[Information provided — start]

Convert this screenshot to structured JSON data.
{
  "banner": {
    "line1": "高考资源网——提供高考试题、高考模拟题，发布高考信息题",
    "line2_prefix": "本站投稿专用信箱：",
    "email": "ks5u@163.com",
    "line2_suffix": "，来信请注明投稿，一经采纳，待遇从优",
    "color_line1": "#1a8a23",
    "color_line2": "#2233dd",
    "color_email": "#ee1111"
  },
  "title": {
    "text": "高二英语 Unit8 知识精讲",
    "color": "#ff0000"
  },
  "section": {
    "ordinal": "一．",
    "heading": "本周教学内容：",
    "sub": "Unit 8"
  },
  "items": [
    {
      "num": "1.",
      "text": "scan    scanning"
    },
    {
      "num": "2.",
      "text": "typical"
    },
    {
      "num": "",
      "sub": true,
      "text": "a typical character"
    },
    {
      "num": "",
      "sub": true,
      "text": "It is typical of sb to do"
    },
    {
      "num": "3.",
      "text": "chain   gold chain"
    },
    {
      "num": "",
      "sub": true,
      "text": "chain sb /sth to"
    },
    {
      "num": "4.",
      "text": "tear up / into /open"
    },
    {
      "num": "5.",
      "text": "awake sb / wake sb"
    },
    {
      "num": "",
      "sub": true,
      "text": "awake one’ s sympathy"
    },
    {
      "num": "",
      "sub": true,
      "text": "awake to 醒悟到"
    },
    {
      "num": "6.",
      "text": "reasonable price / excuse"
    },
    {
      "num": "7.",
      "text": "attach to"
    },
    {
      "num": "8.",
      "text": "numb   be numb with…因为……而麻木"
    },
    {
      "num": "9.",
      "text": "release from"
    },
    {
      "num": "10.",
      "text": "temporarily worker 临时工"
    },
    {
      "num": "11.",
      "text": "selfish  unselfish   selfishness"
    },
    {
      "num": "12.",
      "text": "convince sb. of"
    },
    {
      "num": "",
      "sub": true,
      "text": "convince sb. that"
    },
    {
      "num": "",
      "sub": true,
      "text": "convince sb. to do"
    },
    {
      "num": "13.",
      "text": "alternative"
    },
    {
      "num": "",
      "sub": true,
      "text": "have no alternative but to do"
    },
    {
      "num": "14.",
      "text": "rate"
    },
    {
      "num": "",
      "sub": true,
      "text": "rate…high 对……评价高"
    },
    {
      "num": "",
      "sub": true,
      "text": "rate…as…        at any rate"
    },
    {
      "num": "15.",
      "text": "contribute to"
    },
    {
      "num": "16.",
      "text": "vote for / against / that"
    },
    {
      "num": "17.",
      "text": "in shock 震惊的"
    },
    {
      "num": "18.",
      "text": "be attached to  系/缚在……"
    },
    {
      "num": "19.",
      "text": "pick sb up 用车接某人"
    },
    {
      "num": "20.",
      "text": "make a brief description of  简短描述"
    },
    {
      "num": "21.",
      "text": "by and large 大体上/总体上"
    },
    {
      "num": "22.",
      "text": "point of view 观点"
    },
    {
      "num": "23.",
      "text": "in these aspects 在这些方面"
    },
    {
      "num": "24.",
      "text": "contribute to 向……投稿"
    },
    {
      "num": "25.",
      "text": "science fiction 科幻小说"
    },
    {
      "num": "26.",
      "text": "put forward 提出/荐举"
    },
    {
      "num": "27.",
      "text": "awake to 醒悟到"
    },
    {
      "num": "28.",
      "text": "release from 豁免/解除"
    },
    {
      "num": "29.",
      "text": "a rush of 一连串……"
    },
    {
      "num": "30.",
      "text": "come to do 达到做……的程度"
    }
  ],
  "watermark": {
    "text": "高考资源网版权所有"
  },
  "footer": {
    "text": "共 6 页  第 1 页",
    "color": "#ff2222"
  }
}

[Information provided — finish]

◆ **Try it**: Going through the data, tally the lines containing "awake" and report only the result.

◆ **Expected output**: 4